Stored dataset items:
-*-

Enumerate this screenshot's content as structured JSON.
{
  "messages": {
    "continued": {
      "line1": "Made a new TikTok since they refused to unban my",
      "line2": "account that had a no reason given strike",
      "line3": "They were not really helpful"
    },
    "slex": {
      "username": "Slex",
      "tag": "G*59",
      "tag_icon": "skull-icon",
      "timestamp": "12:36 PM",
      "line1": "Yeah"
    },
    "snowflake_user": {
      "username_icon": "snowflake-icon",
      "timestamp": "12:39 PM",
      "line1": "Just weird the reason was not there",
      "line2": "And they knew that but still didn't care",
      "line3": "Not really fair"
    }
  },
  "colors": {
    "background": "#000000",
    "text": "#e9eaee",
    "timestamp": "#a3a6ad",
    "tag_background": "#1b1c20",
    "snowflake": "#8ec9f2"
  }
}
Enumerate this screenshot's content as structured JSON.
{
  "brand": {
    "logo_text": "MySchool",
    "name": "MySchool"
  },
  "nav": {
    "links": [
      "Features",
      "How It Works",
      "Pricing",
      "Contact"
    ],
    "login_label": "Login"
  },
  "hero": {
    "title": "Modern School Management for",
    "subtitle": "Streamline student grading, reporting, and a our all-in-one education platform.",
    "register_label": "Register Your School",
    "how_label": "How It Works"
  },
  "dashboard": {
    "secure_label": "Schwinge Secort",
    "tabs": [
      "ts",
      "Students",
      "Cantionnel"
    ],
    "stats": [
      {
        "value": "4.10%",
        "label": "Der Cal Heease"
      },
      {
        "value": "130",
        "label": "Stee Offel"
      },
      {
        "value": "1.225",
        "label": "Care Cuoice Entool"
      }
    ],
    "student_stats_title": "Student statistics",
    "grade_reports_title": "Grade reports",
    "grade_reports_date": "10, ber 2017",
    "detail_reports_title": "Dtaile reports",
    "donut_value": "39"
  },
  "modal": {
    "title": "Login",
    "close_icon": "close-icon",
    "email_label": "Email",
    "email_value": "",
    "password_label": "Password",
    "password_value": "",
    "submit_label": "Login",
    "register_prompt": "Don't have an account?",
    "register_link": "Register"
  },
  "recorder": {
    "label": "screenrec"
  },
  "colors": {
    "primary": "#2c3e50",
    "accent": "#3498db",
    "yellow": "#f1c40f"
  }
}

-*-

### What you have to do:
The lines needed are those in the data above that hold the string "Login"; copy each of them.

### Answer area:
    "login_label": "Login"
    "title": "Login",
    "submit_label": "Login",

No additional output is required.